▶ _Required action_: Each line in the records that mentions the word "result" needs to be listed.

Dataset rows for apps and sites:
═══
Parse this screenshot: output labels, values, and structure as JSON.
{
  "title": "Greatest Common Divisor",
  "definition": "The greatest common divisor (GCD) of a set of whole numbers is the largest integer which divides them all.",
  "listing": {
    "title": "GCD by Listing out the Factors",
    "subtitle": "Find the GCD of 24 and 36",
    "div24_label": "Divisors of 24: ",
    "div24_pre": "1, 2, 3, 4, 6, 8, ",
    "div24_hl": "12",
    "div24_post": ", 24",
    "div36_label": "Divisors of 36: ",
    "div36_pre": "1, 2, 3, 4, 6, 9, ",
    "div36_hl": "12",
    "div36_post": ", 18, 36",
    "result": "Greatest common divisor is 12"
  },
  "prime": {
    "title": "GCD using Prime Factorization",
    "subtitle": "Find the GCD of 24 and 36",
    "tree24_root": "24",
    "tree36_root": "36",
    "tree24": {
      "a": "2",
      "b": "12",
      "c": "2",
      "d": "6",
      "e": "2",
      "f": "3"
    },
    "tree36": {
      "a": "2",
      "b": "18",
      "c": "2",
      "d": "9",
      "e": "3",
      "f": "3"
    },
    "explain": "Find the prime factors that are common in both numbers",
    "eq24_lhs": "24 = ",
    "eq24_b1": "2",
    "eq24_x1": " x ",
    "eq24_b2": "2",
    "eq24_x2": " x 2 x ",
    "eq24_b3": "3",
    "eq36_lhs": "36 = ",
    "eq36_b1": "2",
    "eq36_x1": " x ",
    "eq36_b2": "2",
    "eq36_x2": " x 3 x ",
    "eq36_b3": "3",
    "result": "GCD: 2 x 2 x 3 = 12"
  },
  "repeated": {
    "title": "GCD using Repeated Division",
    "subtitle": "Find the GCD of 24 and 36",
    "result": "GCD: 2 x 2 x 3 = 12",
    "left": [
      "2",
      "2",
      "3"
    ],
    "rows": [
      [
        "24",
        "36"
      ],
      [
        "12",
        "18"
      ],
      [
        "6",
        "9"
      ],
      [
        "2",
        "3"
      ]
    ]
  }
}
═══
▶ _Task answer_:
    "result": "Greatest common divisor is 12"
    "result": "GCD: 2 x 2 x 3 = 12"
    "result": "GCD: 2 x 2 x 3 = 12",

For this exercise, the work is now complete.